They found out how phasing HCFCs not only protects the ozone layer, but also mitigates global warming and provides energy efficiency benefits. Asian countries are the main producers and consumers of HCFCs. Under the Montreal Protocol, signed by 197 countries, their use is being frozen in 2013 and will be phased out completely by 2030.
The workshhop was facilitated by the UNEP OzonAction Team, and regional media experts Nalaka Gunawardene, Director of TVE Asia Pacific, and Moneeza Hashmi, President of Commonwealth Broadcasting Association (CBA) and General Manager, HUM-TV of Pakistan.
Ms Mashitah Darus, Principal Assistant Director, Air Division/National Ozone Unit, Department of Environment in Malaysia served as a resource person and shared the host country’s experience in phasing out ozone-depleting substances (ODS).
Experts from UNEP talked the participants through the technical aspects of the complex relationships between ozone-depleting substances, the greenhouse potential of their alternatives, as well as the future options for the refrigeration and air-conditioning industries.
They also summarised the negotiations under the Montreal Protocol and its amendments, as they relate to greenhouse gas targets under the Kyoto Protocol. The consultants highlighted the ways to simplify the message in TV news and current affairs broadcasts, in documentaries and through infotainment and tailor it to different target groups.
The workshop content was non-technical and focused on journalists’ practical needs. The schedule provided many opportunities for discussion, small group work and other interaction.

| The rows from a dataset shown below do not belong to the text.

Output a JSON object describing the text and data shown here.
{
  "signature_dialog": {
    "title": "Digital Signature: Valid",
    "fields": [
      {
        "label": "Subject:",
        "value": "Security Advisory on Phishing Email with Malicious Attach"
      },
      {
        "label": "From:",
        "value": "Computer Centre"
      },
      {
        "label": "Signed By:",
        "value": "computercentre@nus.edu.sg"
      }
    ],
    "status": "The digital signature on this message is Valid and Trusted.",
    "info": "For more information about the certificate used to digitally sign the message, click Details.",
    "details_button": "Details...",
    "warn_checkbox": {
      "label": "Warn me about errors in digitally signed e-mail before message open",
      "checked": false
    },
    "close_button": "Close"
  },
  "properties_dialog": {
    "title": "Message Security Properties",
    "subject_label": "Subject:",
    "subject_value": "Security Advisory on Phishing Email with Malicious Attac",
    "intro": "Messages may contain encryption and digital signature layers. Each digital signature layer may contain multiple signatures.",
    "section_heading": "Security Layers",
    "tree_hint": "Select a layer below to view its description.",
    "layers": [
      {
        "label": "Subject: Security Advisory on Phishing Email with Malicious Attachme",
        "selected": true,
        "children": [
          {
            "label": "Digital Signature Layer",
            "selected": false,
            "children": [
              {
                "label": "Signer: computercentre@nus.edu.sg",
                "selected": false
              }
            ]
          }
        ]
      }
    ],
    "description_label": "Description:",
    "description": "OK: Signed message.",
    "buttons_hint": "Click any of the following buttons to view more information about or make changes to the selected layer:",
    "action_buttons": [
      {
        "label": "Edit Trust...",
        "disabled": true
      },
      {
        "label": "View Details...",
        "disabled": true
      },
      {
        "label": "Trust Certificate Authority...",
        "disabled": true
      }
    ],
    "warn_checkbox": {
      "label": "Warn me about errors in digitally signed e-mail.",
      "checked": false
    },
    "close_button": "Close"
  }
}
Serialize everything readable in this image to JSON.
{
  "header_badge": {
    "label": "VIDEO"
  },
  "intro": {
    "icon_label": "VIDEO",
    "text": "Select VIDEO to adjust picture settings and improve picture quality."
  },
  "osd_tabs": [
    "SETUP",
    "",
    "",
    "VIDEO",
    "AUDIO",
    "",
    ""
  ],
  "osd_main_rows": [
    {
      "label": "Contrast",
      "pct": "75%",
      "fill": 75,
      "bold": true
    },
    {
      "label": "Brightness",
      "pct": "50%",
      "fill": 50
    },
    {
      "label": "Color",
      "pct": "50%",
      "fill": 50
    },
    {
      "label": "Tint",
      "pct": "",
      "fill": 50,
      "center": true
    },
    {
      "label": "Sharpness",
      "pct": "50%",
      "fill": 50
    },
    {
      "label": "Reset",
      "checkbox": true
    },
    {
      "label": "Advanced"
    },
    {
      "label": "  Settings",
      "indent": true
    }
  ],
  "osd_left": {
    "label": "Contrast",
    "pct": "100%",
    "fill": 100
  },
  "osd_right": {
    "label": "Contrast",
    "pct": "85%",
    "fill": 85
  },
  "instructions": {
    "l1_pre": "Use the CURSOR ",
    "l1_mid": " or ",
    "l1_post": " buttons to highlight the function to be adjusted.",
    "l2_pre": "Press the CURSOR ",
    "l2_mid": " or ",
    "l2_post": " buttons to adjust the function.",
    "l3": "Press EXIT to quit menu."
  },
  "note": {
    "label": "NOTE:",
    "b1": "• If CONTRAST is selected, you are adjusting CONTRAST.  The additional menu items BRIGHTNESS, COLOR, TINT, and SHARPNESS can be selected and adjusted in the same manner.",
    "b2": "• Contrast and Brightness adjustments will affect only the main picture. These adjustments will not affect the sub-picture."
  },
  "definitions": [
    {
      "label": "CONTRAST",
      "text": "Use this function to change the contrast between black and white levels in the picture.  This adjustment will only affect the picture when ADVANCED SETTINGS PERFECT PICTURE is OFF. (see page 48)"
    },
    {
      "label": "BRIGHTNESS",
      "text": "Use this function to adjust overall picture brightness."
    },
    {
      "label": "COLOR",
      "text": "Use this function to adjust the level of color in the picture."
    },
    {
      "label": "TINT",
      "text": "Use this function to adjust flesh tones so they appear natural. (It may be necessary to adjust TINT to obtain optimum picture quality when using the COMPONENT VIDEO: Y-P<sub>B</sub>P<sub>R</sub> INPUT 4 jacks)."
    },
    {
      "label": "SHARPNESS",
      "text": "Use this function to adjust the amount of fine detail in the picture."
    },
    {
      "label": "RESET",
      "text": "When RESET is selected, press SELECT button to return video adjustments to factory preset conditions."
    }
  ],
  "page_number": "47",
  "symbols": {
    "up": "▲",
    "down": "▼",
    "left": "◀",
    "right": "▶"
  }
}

Several videos and documentaries on ozone depletion and cliamte change were screened.
Participants made a field visit to an airconditioner manufactoring plant of OYL Manufacturing Company Sdn Bhd in Sungai Buloh. With assistance from the Montreal Protocol’s Multilateral Fund, OYL Manufacturing is shifting to using coolants that do not contain HCFC.
After two days of briefings and field visit, participants formed three groups to work on an ozone/climate related TV product using different formats in TV: news and current affairs, documentary and infotainment. They presented their work which was followed by enthusiastic discussions.
All participants are required to produce a news program or documentary on a relevant aspect of ozone/climate in their own countries upon their return.
Participants came from Bangladesh, Bhutan, Cambodia, Fiji, India, Pakistan, The Philippines and Thailand. While some are producers with TV broadcast stations, others are employed by state environmental agencies or science communication organisations.
With half of the world’s population and rising consumption levels, countries in the Asia Pacific region hold the key to humanity achieving environmental sustainability. Awareness – at public and policy levels – is crucial in ensuring that developing Asian countries have sustainable economic growth, and use energy and natural resources more efficiently.
Photos courtesy: AIBD